The reason for that is simply that sanctions have very little effect on the average citizen’s daily life. Now that the US dollar has replaced the worthless Zim dollar it is possible to buy just about anything – providing, of course, you have the money. So why do Mugabe and his underlings continue to go on and on about sanctions.
The answer must be that it is they, the top chefs, not the ‘povo’, who are most affected. The ‘chefs’ can no longer travel freely, access their foreign bank accounts, shop in Harrods, stroll along the Champs Elysee or walk down Fifth Avenue, though no doubt Robert Mugabe and his party will attempt the latter while he is in New York for the UN Summit!
Apart from those inconveniences to Zanu PF chefs, I wonder what purpose sanctions serve any more? They have certainly not persuaded Mugabe to change his policies. By lifting them Zanu would lose its main propaganda tool: the lie that the west is responsible for everything that has gone wrong in Zimbabwe. The Attorney General argued last week that sanctions violate the Universal Declaration of Human Rights.
When I checked the specifics of that reference, it turned out that Tomana was referring to that part of the Declaration that dealt with property rights. Coming in a week when, by my count there were more than half a dozen illegal seizures of property, that’s pretty ironic. In Chiredzi Zanu PF youths took over white-owned businesses; there were threats of takeovers in the Save conservancy by Zanu PF chefs; fresh farm invasions hit Masvingo and Zanu PF youths targetted all white-owned businesses in the town; there were more details of the Kunonga takeover of the Shearly Cripps Orphanage revealing the suffering caused to the children; the so-called February 21st Movement threatened more land seizures; white robed Mapostori refused to move from the farm which they had invaded and in Bulawayo a Zanu PF youth group plans to take over all unoccupied buildings.
Meanwhile Robert Mugabe tells the UN that ‘his’ land reform has alleviated poverty and reduced pressure on the land. How he justifies that claim is hard to fathom when we see pictures showing Zanu PF youths butchering an elephant they had slaughtered in a game conservancy where they chopped down trees for firewood to sell, poached game, set fires and generally misused the land and its resources.

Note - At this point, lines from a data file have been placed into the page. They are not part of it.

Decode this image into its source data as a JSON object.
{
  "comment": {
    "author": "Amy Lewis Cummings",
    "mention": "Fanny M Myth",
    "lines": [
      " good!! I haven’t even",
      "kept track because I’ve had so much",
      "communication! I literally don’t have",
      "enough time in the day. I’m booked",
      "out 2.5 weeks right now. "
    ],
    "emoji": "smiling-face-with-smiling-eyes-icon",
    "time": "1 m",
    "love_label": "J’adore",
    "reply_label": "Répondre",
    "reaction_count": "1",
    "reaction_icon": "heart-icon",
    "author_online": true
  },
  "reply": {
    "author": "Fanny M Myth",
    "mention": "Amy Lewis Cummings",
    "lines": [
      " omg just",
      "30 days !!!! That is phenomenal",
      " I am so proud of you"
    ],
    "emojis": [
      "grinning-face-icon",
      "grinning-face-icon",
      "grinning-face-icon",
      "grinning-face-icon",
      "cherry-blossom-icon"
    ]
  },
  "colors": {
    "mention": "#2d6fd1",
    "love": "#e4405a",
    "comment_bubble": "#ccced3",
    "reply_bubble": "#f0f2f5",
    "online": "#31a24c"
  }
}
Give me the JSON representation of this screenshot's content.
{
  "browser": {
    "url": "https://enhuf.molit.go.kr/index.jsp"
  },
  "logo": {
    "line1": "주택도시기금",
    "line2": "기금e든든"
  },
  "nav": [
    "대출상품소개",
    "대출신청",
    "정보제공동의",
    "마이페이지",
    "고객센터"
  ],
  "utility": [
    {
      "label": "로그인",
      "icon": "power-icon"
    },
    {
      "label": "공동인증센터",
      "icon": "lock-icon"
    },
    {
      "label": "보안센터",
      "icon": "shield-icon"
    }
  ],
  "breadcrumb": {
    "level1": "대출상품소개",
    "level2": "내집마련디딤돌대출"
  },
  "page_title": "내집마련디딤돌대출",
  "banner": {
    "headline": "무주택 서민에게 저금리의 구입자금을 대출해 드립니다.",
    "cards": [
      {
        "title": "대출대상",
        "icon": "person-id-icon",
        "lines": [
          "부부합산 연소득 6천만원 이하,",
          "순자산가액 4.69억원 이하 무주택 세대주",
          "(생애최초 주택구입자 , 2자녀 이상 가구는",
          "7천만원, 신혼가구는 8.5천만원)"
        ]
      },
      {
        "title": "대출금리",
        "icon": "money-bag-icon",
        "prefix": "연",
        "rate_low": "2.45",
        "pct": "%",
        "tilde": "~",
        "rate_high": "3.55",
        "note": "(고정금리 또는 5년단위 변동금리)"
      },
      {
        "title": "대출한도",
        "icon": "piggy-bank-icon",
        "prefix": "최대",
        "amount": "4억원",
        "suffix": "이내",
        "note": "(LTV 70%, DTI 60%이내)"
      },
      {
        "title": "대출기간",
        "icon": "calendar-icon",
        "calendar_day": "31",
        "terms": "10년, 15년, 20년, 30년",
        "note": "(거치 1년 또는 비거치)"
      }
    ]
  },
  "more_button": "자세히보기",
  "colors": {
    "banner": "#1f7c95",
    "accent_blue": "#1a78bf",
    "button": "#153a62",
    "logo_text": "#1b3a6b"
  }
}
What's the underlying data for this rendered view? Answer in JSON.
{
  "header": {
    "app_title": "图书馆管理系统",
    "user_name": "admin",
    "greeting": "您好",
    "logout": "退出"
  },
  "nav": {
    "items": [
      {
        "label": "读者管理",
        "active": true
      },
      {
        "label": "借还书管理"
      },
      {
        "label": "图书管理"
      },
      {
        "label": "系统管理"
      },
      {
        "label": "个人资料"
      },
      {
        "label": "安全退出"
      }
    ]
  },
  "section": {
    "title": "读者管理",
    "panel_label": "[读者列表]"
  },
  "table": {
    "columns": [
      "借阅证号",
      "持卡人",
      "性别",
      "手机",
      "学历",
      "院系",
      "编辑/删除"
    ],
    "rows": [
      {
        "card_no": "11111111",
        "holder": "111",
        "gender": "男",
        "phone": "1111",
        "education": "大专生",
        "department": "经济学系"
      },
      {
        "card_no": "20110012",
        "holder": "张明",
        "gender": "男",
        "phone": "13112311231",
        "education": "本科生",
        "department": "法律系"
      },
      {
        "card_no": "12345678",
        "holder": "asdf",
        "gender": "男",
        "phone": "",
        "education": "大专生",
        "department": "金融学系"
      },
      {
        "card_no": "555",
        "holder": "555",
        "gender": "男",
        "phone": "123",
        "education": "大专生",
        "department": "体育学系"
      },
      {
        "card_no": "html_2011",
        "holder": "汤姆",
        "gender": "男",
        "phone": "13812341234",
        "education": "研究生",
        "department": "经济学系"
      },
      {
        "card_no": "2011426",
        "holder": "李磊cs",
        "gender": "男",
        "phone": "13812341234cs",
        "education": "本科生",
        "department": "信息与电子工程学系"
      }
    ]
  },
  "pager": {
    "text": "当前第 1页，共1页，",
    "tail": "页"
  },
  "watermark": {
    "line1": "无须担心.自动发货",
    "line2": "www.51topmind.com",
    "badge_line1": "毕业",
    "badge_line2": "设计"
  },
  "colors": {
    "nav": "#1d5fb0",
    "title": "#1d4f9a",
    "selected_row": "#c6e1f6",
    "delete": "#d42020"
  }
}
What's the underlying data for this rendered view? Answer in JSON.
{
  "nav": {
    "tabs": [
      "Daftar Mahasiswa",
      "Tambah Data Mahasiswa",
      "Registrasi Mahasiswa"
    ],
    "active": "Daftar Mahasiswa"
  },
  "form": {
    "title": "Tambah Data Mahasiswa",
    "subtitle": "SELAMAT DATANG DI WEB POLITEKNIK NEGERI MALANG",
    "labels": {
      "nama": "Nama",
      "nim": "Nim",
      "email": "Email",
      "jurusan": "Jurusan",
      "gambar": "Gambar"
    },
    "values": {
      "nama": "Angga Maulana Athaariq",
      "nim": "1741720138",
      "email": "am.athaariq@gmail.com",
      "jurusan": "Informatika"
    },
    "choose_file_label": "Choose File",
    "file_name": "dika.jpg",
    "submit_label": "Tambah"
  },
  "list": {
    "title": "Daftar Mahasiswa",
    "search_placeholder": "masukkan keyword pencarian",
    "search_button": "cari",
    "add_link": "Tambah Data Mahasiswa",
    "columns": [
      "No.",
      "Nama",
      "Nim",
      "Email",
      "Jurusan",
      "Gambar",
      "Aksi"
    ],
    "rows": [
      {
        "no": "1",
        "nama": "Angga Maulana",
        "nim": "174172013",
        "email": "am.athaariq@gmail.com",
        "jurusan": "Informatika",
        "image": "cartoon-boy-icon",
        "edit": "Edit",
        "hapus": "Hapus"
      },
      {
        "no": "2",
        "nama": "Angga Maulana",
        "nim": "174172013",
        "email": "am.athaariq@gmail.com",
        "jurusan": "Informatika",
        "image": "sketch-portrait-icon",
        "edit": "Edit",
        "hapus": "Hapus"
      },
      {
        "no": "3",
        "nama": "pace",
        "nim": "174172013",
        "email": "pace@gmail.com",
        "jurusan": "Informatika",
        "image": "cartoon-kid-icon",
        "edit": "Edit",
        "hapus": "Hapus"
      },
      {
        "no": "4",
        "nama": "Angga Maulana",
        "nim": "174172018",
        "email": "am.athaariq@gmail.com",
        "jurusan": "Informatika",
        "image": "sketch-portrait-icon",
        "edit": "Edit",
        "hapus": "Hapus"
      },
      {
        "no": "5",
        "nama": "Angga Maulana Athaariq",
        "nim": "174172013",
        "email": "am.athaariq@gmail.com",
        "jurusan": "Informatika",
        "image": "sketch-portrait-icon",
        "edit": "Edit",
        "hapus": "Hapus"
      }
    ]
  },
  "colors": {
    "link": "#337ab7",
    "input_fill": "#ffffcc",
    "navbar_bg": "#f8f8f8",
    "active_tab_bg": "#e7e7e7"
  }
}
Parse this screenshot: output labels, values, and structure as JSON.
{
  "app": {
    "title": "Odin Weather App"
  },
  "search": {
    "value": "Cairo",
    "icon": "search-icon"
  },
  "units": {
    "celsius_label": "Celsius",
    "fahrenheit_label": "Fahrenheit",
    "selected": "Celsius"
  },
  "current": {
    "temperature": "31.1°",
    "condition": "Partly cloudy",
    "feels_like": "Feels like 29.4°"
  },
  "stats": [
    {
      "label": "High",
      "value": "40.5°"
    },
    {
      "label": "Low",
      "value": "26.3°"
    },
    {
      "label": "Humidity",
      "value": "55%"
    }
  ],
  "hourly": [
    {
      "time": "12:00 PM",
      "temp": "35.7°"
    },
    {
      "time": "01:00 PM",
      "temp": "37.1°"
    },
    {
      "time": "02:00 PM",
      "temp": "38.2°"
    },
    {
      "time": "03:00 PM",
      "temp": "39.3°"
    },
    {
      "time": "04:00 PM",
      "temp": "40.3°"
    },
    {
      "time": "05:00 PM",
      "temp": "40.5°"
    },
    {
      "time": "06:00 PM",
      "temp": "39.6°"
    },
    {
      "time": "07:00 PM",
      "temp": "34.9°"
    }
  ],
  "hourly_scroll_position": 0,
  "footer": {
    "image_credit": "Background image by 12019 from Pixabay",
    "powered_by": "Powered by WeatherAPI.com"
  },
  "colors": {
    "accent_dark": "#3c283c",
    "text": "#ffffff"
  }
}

Zanu PF wants better relation with the US and the EU, Mugabe says, but not until sanctions are lifted. Only then will Zanu PF fat cats be able to get their hands on their ill-gotten wealth deposited in foreign banks. Why should these criminals be allowed to benefit more than they already have from land and property seizures? Mr and Mrs Average Citizen are entitled to ask that question but it would not, I suspect, come top of the list of problems facing Zimbabwe. From the outside looking in, the main problems facing the country is political violence and the failure by the police to deal with the perpetrators. However, Mr and Mrs Average Citizen living inside Zimbabwe might see it differently. They, I suspect, would put money – or the shortage of it –at the top of the list of problems Zimbabwe faces. That problem affects every citizen. With unemployment still at 80%, earning a living wage is the major problem.
Mugabe boasts of his policy of ‘Economic empowerment’ but, as the economist Tony Hawkins pointed out this week, it is a foolish policy which discourages investment and thus perpetuates poverty, slows growth and leaves the majority of the population poorer and still not empowered either politically or financially. The fat cats continue to do very well out of it though.
Yours in the (continuing) struggle, PH. aka Pauline Henson author of the Dube books, detective stories with a political slant set in Zimbabwe and available from Lulu.comPost published in: Top Bloggers